Dear sisters and brothers, buongiorno, happy feast day!
Yesterday we celebrated the Nativity of the Lord and the liturgy, to help us to welcome it better, extends the duration of the feast until 1 January: for eight days. Surprisingly, however, these same days commemorate some dramatic figures of martyr saints. Today, for example, Saint Stephen, the first Christian martyr; the day after tomorrow, the Holy Innocents, the children killed by King Herod for fear that Jesus would take away his throne (cf. Mt 2:1-18). In short, the liturgy really seems to want to steer us away from the world of lights, lunches and gifts in which we might indulge somewhat in these days. Why?
Because Christmas is not the fairytale of the birth of a king, but it is the coming of the Saviour, who frees us from evil by taking upon himself our evil: selfishness, sin, death. This is our evil: the selfishness we carry within us, sin, because we are all sinners, and death. And the martyrs are those most similar to Jesus. Indeed, the word martyr means witness: the martyrs are witnesses, that is, brothers and sisters who, through their lives, show us Jesus, who conquered evil with mercy. And even in our day, martyrs are numerous, more so than in the early times. Today let us pray for these persecuted martyr brothers and sisters, who bear witness to Christ. But it will do us good to ask ourselves: do I bear witness to Christ? And how can we improve in this? We can indeed be helped by the figure of Saint Stephen.
First and foremost, the Acts of the Apostles tell us that he was one of the seven deacons that the community of Jerusalem had consecrated for table service, that is, for charity (cf. 6:1-6). This means that his first witness was not given in words, but through the love with which he served those most in need. But Stephen did not limit himself to this work of assistance. He spoke of Jesus to those he met: he shared faith in the light of the Word of God and the teaching of the Apostles (cf. Acts 7:1-53, 56). This is the second dimension of his witness: welcoming the Word and communicating its beauty, telling how the encounter with Jesus changes life. This was so important for Stephen that he did not let himself be intimidated even by the threats of his persecutors, even when he saw that things were going badly for him (cf. 54). Charity and proclamation, this was Stephen. However, his greatest testimony is yet another: that he knew how to unite charity and proclamation. He left it to us at the point of his death when, following the example of Jesus, he forgave his killers (cf. 60; Lk 23, 34).
Here, then, is our answer to the question: we can improve our witness through charity towards our brothers and sisters, fidelity to the Word of God, and forgiveness.
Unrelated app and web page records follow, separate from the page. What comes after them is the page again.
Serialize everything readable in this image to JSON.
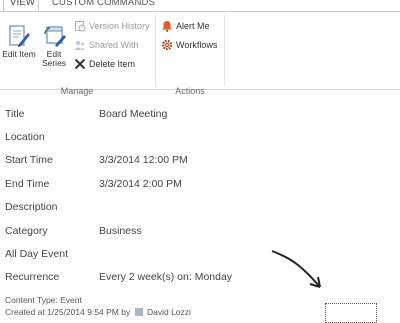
{
  "ribbon_tabs": [
    {
      "label": "VIEW",
      "active": true
    },
    {
      "label": "CUSTOM COMMANDS",
      "active": false
    }
  ],
  "ribbon": {
    "manage": {
      "label": "Manage",
      "edit_item": "Edit Item",
      "edit_series": "Edit Series",
      "version_history": "Version History",
      "shared_with": "Shared With",
      "delete_item": "Delete Item"
    },
    "actions": {
      "label": "Actions",
      "alert_me": "Alert Me",
      "workflows": "Workflows"
    }
  },
  "fields": [
    {
      "label": "Title",
      "value": "Board Meeting"
    },
    {
      "label": "Location",
      "value": ""
    },
    {
      "label": "Start Time",
      "value": "3/3/2014 12:00 PM"
    },
    {
      "label": "End Time",
      "value": "3/3/2014 2:00 PM"
    },
    {
      "label": "Description",
      "value": ""
    },
    {
      "label": "Category",
      "value": "Business"
    },
    {
      "label": "All Day Event",
      "value": ""
    },
    {
      "label": "Recurrence",
      "value": "Every 2 week(s) on: Monday"
    }
  ],
  "footer": {
    "content_type": "Content Type: Event",
    "created_at": "Created at 1/25/2014 9:54 PM by",
    "author": "David Lozzi"
  },
  "colors": {
    "link_blue": "#0072c6",
    "alert_red": "#c0392b"
  }
}
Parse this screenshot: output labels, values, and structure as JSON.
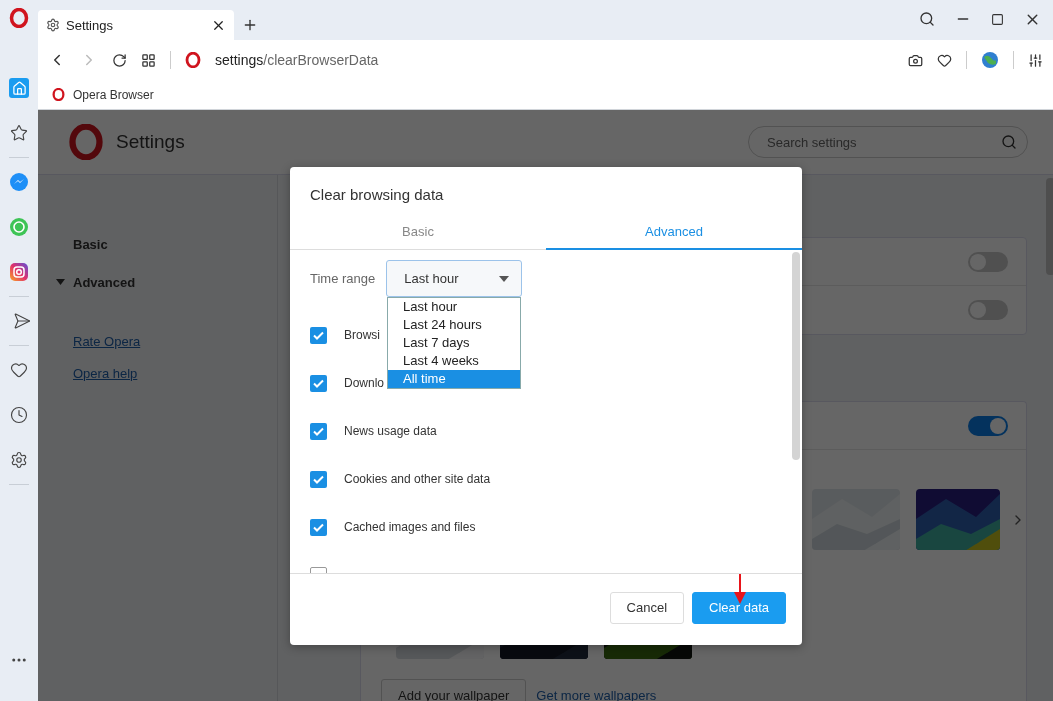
{
  "browser": {
    "tab": {
      "title": "Settings"
    },
    "address": {
      "host": "settings",
      "path": "/clearBrowserData"
    },
    "bookmarks": [
      {
        "label": "Opera Browser"
      }
    ]
  },
  "sidebar": {
    "groups": [
      [
        {
          "kind": "home",
          "selected": true
        },
        {
          "kind": "star",
          "selected": false
        }
      ],
      [
        {
          "kind": "messenger",
          "selected": false
        },
        {
          "kind": "whatsapp",
          "selected": false
        },
        {
          "kind": "instagram",
          "selected": false
        }
      ],
      [
        {
          "kind": "send",
          "selected": false
        }
      ],
      [
        {
          "kind": "heart",
          "selected": false
        },
        {
          "kind": "history",
          "selected": false
        },
        {
          "kind": "settings",
          "selected": false
        }
      ]
    ]
  },
  "settings_page": {
    "title": "Settings",
    "search": {
      "placeholder": "Search settings"
    },
    "nav": [
      {
        "label": "Basic",
        "kind": "section"
      },
      {
        "label": "Advanced",
        "kind": "group",
        "expanded": true
      }
    ],
    "links": [
      "Rate Opera",
      "Opera help"
    ],
    "toggles": [
      {
        "on": false
      },
      {
        "on": false
      }
    ],
    "wallpapers": {
      "toggle": {
        "on": true
      },
      "buttons": {
        "add": "Add your wallpaper",
        "more": "Get more wallpapers"
      }
    }
  },
  "dialog": {
    "title": "Clear browsing data",
    "tabs": [
      {
        "label": "Basic",
        "selected": false
      },
      {
        "label": "Advanced",
        "selected": true
      }
    ],
    "time_range": {
      "label": "Time range",
      "value": "Last hour",
      "options": [
        {
          "label": "Last hour",
          "highlighted": false
        },
        {
          "label": "Last 24 hours",
          "highlighted": false
        },
        {
          "label": "Last 7 days",
          "highlighted": false
        },
        {
          "label": "Last 4 weeks",
          "highlighted": false
        },
        {
          "label": "All time",
          "highlighted": true
        }
      ]
    },
    "items": [
      {
        "label": "Browsi",
        "checked": true
      },
      {
        "label": "Downlo",
        "checked": true
      },
      {
        "label": "News usage data",
        "checked": true
      },
      {
        "label": "Cookies and other site data",
        "checked": true
      },
      {
        "label": "Cached images and files",
        "checked": true
      },
      {
        "checked": false
      }
    ],
    "buttons": [
      {
        "label": "Cancel",
        "kind": "secondary"
      },
      {
        "label": "Clear data",
        "kind": "primary"
      }
    ]
  }
}
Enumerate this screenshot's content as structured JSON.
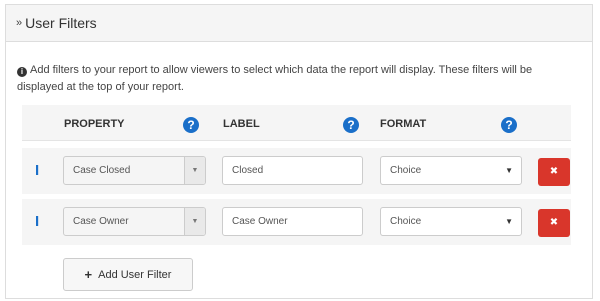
{
  "panel": {
    "chevron": "»",
    "title": "User Filters"
  },
  "info": {
    "icon": "info-circle-icon",
    "text": "Add filters to your report to allow viewers to select which data the report will display. These filters will be displayed at the top of your report."
  },
  "columns": {
    "property": "PROPERTY",
    "label": "LABEL",
    "format": "FORMAT",
    "help_glyph": "?"
  },
  "rows": [
    {
      "property": "Case Closed",
      "label": "Closed",
      "format": "Choice"
    },
    {
      "property": "Case Owner",
      "label": "Case Owner",
      "format": "Choice"
    }
  ],
  "glyphs": {
    "drag": "I",
    "dropdown_caret": "▼",
    "delete": "✖"
  },
  "add_button": {
    "icon": "plus-icon",
    "label": "Add User Filter"
  },
  "colors": {
    "accent_blue": "#1a6fc9",
    "delete_red": "#d9362b"
  }
}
Charity, Word, forgiveness. It is forgiveness that tells whether we truly practice charity towards others, and if we live the Word of God. Forgiveness [in Italian perdono], is indeed as the word itself suggests, a greater gift [dono], a gift we give to others because we belong to Jesus, forgiven by him. I forgive because I have been forgiven: let us not forget this… Let us think, let each one of us think of his or her own capacity to forgive: how is my capacity to forgive, in these days in which perhaps we encounter, among the many, some people with whom we have not got along, who have hurt us, with whom we have never patched up our relationship. Let us ask the newborn Jesus for the newness of a heart capable of forgiveness: we all need a forgiving heart! Let us ask the Lord for this grace: Lord, may I learn to forgive. Let us ask for the strength to pray for those who have hurt us, to pray for those who have harmed us, and to take steps of openness and reconciliation. May the Lord give us today this grace.
May Mary, Queen of martyrs, help us to grow in charity, in love of the Word and in forgiveness.
After the Angelus
Dear brothers and sisters!
In the spiritual atmosphere of joy and serenity of Holy Christmas, I greet with affection all of you present here and all those who follow us through the media. I reiterate my wish for peace: peace in families, peace in parish and religious communities, peace in movements and associations, peace for those peoples tormented by war, peace for the dear and embattled Ukraine. There are so many Ukrainian flags here! Let us ask for peace for this suffering people!
This week I have received many messages of good wishes from different parts of the world. As I cannot respond to each one, I express my gratitude to all, especially for the gift of prayer.
I wish everyone a Happy Saint Stephen’s Day, and please do not forget to pray for me. Enjoy your lunch, and arrivederci!